Consider how two fifth-grade teachers can agree to reschedule their math block to facilitate each teacher being able to observe a math lesson on a topic of common concern while their students are in music or art. Consider that power of the end-of-the-day discussion about “what you did and what I did” and what seemed to work and why, as well as what didn’t seem to work as well and why. Consider how something this simple breaks down silos of isolation that make growth and improvement so much more difficult.
In our experiences, little is as effective as real time coaching/co-teaching with individual teachers and their students. Effective coaching is not sitting in the back of the room taking notes, but rather active involvement in the lesson, focused on a specific instructional practice, accompanied by the all-important post-lesson debrief. This is not the place to describe effective coaching practices, but it is the place to remind us that shifting practice and mindsets is not easy and unlikely to be done in isolation. Consistent coaching is one more powerful way to gradually create a schoolwide commitment to the development of numerical fluency.
Garnering Administrative Support
If you are a teacher reading this, it is the perfect opportunity to print this and share it with your principal. (Or point them to the entire book.) If you are an administrator reading this, you know that many of these collaborative structures require your support and encouragement.
Some strategies for providing the leadership necessary to support these activities include:
- Minimizing spending meeting time on administrivia that can be disseminated by e-mail and maximizing focus on teaching and learning.
- Participating in grade-level meetings to provide ongoing support and encouragement for sharing around issues of teaching and learning.
- Working with a few volunteers to video record mathematics lessons that incorporate the development of fluency, and using these videos for faculty meeting viewing and discussion.

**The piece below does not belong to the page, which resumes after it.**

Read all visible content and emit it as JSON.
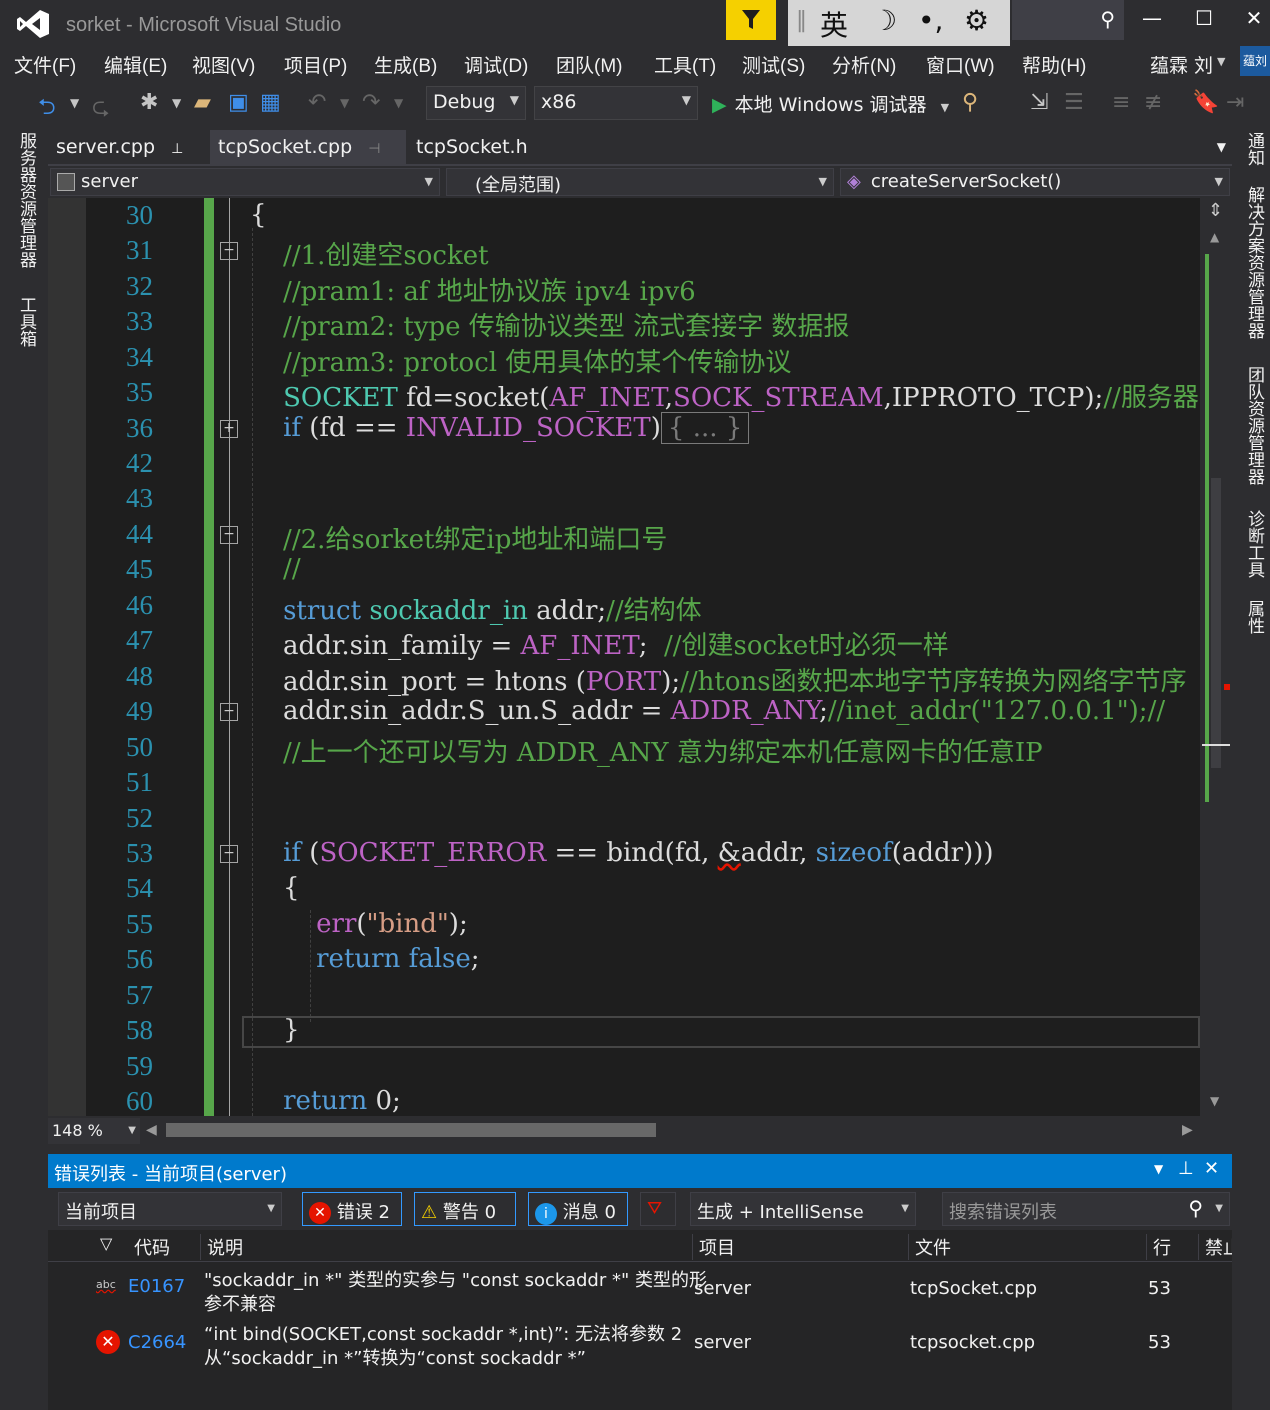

- Encouraging and supporting a schoolwide commitment to collegial observations that create a much stronger “we’re all in this together” culture. Just as our students learn from each other, as educators, we have our colleagues as the first line of support in doing more and better on behalf of our students.
We urge you to go forth and start small. We urge you to begin with what seems simple. We urge you to then build on these initial efforts. We urge you to monitor what works and what doesn’t. And we urge you to remember that when every child leaves your classroom confident in their numerical fluency—because of what you have done—you change the world for that student, for every student, and for our collective good. Why else would we as teachers do what we do?
Patsy Kanter is an author, teacher, and international math consultant. She worked as the Lower School Math Coordinator and Assistant Principal at Isidore Newman School in New Orleans, Louisiana, for 13 years. Patsy is the co-author of Every Day Counts: Calendar Math and a consulting author for Math in Focus.
Follow Patsy on Twitter @patsykanter
Steve Leinwand is the author of the bestselling Heinemann title Accessible Mathematics: Ten Instructional Shifts That Raise Student Achievement.He is Principal Research Analyst at the American Institutes for Research in Washington, D.C., where he supports a range of mathematics education initiatives and research. Steve served as Mathematics Supervisor in the Connecticut Department of Education for twenty-two years and is a former president of the National Council of Supervisors of Mathematics.
Follow Steve on Twitter @steve_leinwand